Nephrotic syndrome is treated with steroid medicines, which make the immune system less active. This means it is more likely for children to get infections.

If your child is unwell and you are worried about an infection, contact your doctor straight away.

Acute kidney injury

Rarely, the kidneys stop working as well as they should – this is called acute kidney injury (AKI). In nephrotic syndrome, this may happen when the body has a lower volume of blood than normal – this is called hypovolaemia.

Some children with AKI get better after a few weeks, and some need to take medicines or have more intensive treatment.

Other complications

If your child has any of the below, seek medical advice:

  • severe pain in the tummy or a fever (temperature above 38°C) – if your child sweats more than usual /or is shivery – this may be a sign of an infection called peritonitis
  • swollen, red or painful leg – this may be a sign of a blood clot, when blood clumps together
  • feeling more tired than usual, having sleep disturbances such as difficulty getting to sleep, becoming more forgetful or gaining weight – this may be a sign of low levels of thyroid hormone, a chemical in the body.


Peritonitis is a bacterial infection in the peritoneum - this is a thin layer that lines the inside of the abdomen (tummy). It surrounds and supports organs such as the stomach and liver.

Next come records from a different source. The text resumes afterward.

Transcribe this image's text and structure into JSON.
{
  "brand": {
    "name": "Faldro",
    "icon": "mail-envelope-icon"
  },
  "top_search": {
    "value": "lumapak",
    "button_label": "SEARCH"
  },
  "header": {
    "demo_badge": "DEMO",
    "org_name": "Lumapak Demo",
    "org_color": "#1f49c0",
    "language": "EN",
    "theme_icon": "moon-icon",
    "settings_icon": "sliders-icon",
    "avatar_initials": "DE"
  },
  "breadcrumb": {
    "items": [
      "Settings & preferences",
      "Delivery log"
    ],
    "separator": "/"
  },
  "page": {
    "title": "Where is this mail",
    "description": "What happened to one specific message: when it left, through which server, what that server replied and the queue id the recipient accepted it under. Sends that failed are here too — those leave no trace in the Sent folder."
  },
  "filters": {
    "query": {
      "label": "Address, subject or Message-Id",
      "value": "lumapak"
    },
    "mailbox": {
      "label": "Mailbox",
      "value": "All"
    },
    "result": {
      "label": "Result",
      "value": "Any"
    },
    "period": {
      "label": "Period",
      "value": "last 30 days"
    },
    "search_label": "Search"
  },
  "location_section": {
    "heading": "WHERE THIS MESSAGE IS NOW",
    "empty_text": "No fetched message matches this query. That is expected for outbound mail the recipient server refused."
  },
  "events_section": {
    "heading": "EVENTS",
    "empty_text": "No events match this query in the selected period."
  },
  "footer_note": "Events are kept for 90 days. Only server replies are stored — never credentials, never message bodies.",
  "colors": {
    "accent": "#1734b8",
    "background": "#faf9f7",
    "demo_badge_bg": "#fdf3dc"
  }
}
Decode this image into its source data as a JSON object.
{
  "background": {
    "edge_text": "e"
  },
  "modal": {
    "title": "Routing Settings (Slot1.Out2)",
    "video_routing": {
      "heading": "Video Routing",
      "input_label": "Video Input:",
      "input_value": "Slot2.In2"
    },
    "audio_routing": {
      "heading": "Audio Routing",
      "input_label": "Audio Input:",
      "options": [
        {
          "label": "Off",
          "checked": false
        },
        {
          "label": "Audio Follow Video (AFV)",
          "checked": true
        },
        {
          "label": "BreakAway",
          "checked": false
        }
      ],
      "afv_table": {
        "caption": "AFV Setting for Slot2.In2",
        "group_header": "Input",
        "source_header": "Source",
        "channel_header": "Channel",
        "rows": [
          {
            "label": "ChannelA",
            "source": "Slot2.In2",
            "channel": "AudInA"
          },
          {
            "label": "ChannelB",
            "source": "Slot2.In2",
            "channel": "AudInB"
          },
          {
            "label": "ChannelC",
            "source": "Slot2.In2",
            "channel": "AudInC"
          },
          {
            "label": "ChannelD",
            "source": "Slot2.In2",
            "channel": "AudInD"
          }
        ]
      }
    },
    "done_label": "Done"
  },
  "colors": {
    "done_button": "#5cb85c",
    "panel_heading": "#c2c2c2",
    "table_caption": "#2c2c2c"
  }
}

Tell your doctor if your child has:

  • severe pain in the tummy
  • fever (temperature above 38°C) – if your child sweats more than usual /or is shivery.

Thrombosis blood clots

Blood may form clots, or clumps, in the veins. This may cause a condition called thrombosis, especially in the veins of the leg. This may cause the leg to look more swollen and there may be pain and redness. Blood is more likely to clot as it is thicker than normal as some of the liquid normally in the veins has leaked out and has caused the oedema.

High level of fats in the blood

Some children have a high level of type of fat, cholesterol, especially if their nephrotic syndrome is chronic (lasts a long time). A high level of cholesterol is hypercholesterolaemia (“hyper” means too much). If the nephrotic syndrome goes away, the levels of cholesterol return back to normal. If it doesn’t and the cholesterol level remains high, this can be treated with special medicines that lower the cholesterol level. Eating a healthy diet and being active usually helps keep these fats at a healthy level.

Low thyroid hormone

The thyroid is a gland in the neck which makes thyroid hormone. This hormone (a chemical that is sends messages to other parts of the body) controls how the body uses energy. Some children low levels of thyroid hormone in their body, especially if their nephrotic syndrome is chronic. This is called hypothyroidism (“hypo” means low or not enough), and causes many of the body’s functions to slow down. Some children with hypothyroidism may:

  • be more tired than usual or have sleep disturbances such as difficulty getting to sleep
  • become more forgetful
  • gain weight
  • have dry hair, skin and nails
  • have changes in the mood (more sad than normal)
  • be constipated (difficulty doing a poo)
  • feel breathless
  • feel sensitive to cold
  • get cramps in their muscles, or feel weak.